As can be seen in FIGS. 7 and 8, the screen filter assembly consists of a primary hardware cloth component at the very top and very bottom with a center section consisting of steel wool, The holes in the screen of the hardware cloth are approximately 1/4" openings. These three metal components, the two screens, top and bottom, and the included steel wool center section, are all held together as an assembly by an upper and lower case component that contains the entire filter, making it an easy-to-replace assembly. The outer case component would be best manufactured of stamped steel, but may also be manufactured of glass-filled ABS, injection molded plastic.
Referring to the pump operation, as the plunger assembly moves in a downward motion, water (liquid) will enter the hollow center at the opening of the piston assembly, with the liquid pressure pushing upward to the ball valve unit. The water (under pressure), exits the second exhaust port into the hollow chamber. The hollow chamber changes volume as the plunger pushes downward, since the chamber is defined as the point between the hydraulic end rod and the top of the plunger. On the downstroke, water pulled into the unit from the up-stroke cycle, is contained.
On the up-stoke, the contained water (liquid) slurry exits from the first exhaust port into the hollow wall created by the main unit and the outer sleeve of the unit. The water flows down the hollow wall and re-enters the intake of the sand recovery unit 1 near the flapper valve.
In use, a worker places the opposite end of the sand recovery unit 1 into the drilled well hole and works it into the ground. The sand recovery unit 1 is then turned on automatically whenever it hits the end or bottom of the well hole. This action provides the suction of sand from the hole, releasing the sand outward from the associated exhaust port. The filter component catches sand, mud and objects too large for the sand recovery unit 1 to handle, keeping it from becoming damaged and collecting the sand, mud or debris in the front area of the sand recovery unit 1. Once full, the sand recovery unit 1 is pulled to the surface, the watertight seal unscrewed and the debris removed. Any and all components, including the battery, may be serviced by unscrewing the watertight O-ring seals located throughout the illustrated length of the sand recovery unit 1. The sand recovery unit 1 may be manufactured in a variety of sizes or lengths as required. All selected components must be able to withstand the pressures and temperatures that are present within a well system where this invention is to be used.

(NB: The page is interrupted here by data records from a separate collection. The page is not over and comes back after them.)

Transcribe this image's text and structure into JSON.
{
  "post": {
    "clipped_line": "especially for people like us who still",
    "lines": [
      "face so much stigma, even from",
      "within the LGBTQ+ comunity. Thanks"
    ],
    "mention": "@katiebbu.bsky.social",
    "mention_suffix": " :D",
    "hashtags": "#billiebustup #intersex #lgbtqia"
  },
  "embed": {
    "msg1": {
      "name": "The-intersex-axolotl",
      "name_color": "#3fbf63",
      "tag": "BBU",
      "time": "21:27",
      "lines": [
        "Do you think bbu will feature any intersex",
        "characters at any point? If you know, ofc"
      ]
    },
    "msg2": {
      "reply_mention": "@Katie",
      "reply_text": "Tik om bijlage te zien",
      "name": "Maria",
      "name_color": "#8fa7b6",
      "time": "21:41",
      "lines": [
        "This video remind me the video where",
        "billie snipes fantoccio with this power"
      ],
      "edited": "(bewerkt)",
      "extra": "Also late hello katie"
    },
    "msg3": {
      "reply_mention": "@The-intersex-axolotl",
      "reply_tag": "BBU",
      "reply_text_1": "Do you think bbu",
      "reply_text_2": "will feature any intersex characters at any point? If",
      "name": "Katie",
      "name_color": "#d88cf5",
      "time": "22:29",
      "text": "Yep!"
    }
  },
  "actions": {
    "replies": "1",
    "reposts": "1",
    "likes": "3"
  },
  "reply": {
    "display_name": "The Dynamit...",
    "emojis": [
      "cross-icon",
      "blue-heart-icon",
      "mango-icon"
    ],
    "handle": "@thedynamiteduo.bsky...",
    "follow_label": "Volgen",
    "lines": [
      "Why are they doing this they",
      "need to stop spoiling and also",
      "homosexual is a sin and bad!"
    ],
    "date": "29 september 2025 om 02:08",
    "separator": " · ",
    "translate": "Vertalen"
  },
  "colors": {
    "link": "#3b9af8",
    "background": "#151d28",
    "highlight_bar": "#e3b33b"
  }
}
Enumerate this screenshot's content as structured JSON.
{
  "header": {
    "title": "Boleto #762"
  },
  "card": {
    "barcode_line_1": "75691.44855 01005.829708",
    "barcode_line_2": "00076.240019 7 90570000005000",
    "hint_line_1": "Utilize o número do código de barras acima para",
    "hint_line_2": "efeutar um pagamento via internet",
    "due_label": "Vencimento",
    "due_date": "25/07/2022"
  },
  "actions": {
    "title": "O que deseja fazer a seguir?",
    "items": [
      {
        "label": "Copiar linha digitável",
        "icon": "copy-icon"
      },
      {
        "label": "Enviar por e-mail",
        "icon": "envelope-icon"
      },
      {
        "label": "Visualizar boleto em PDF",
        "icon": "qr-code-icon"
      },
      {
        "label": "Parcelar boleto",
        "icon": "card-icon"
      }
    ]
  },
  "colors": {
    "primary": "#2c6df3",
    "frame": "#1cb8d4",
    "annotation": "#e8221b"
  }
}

Although only an exemplary embodiment of the invention has been described in detail above, those skilled in the art will readily appreciate that many modifications are possible without materially departing from the novel teachings and advantages of this invention. Accordingly, all such modifications are intended to be included within the scope of this invention as defined in the following claims.